Historians, while recognizing the emergence of a pre-Civil War professional army, have generally placed the solid foundation of military professionalism in the post-Civil War era. William Skelton maintains, however, that the early national and antebellum eras were crucial to the rise of the American profession of arms.
Although tiny by today's standards, the early officer corps nevertheless maintained strong institutional support and internal cohesion through a regular system of recruitment, professional training and education, and a high degree of leadership continuity. Through socialization and lengthening career commitments, officers came to share a common vision of their collective role with respect to warfare, foreign policy, Indian affairs, domestic politics, and civilian life.
The result, Skelton shows, was the formation of a distinctive military subculture rooted in tightly knit garrison communities across the frontier and along the seaboard, from which prominent Civil War leaders would emerge and whose essential character would persist well into the twentieth century.
List of Figures, Tables, and Illustrations
Part One—Roots of the American Military Profession, 1784–1815
1. Army Organization in the Early National Period
2. Recruiting an Officer Corps, 1784–1815
3. Military Careers in the Early Republic
4. A Frontier Constabulary: Civil-Military Relations, 1784–1815
5. Seeds of Military Professionalism
Part Two—Emergence of the American Military Profession, 1815-1861
6. The Era of Army Reform, 1815–1821
7. The Organizational Setting, 1821–1861
8. The Stabilization of Officer Recruitment
9. Social Origins and Career Motivations
10. The West Point Experience
11. Military Careers in the Antebellum Era
12. The Emergence of the General Staff Officer
13. Professional Thought and Institutions
14. Officers and Enlisted Men
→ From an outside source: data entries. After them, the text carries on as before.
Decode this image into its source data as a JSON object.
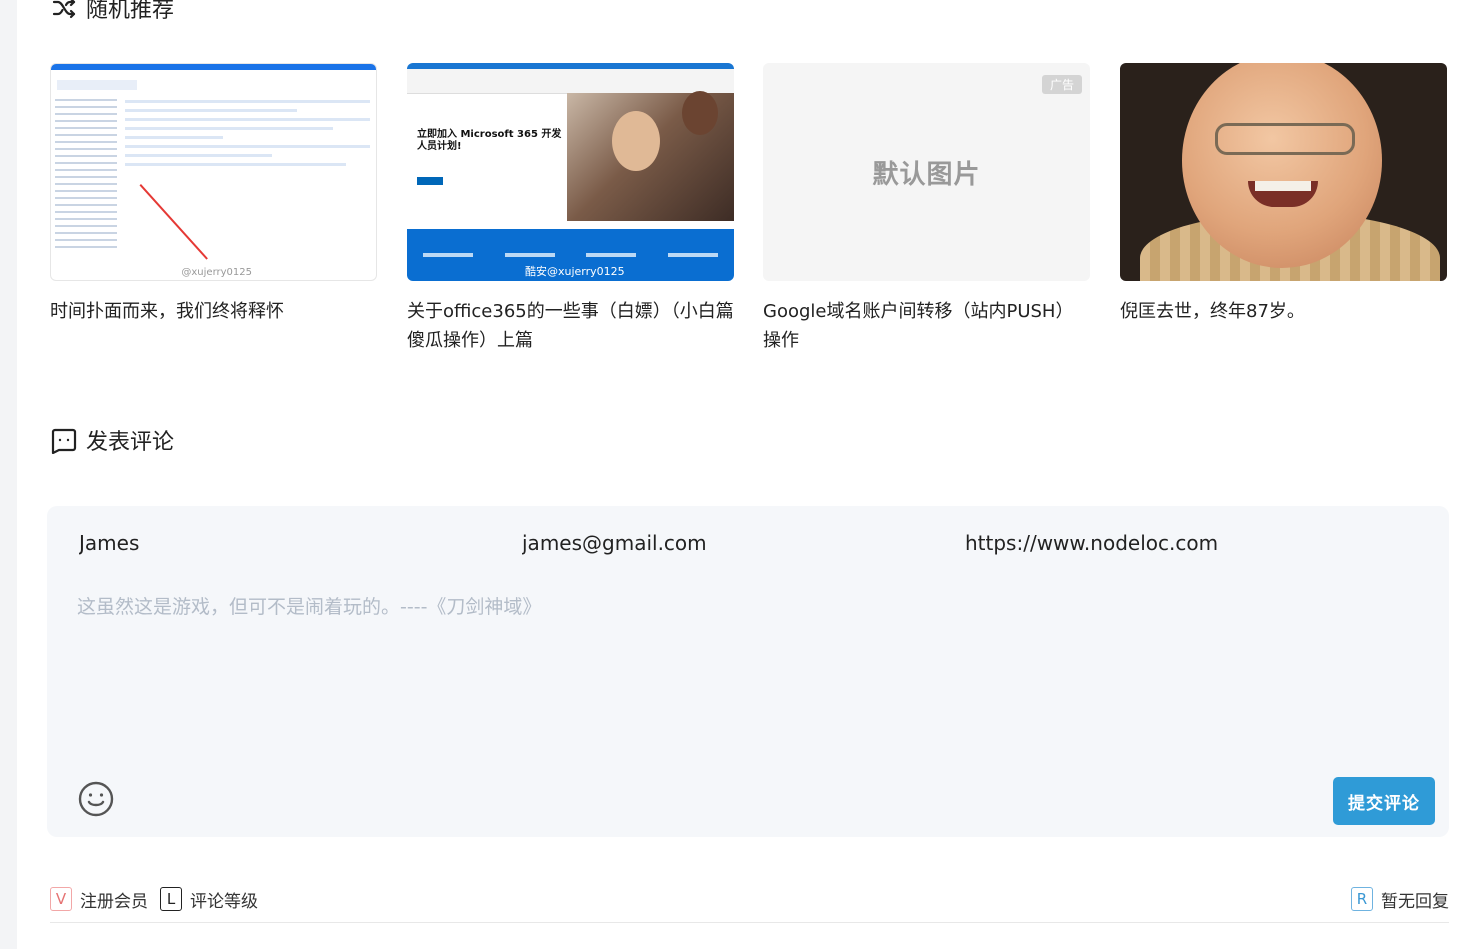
{
  "recommend": {
    "heading": "随机推荐",
    "items": [
      {
        "title": "时间扑面而来，我们终将释怀",
        "thumb_watermark": "@xujerry0125"
      },
      {
        "title": "关于office365的一些事（白嫖）（小白篇傻瓜操作）上篇",
        "thumb_heading": "立即加入 Microsoft 365 开发人员计划!",
        "thumb_watermark": "酷安@xujerry0125"
      },
      {
        "title": "Google域名账户间转移（站内PUSH）操作",
        "thumb_text": "默认图片",
        "ad_badge": "广告"
      },
      {
        "title": "倪匡去世，终年87岁。"
      }
    ]
  },
  "comment": {
    "heading": "发表评论",
    "name_value": "James",
    "email_value": "james@gmail.com",
    "url_value": "https://www.nodeloc.com",
    "content_placeholder": "这虽然这是游戏，但可不是闹着玩的。----《刀剑神域》",
    "submit_label": "提交评论"
  },
  "footer": {
    "register_tag": "V",
    "register_label": "注册会员",
    "level_tag": "L",
    "level_label": "评论等级",
    "reply_tag": "R",
    "reply_label": "暂无回复"
  },
  "colors": {
    "accent": "#2f9bd7",
    "form_bg": "#f5f7fa"
  }
}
15. Officers, Politicians, and Citizens
16. Officers and Indians
17. Officers, Foreign Affairs, and War
18. The Officer Corps in the Sectional Crisis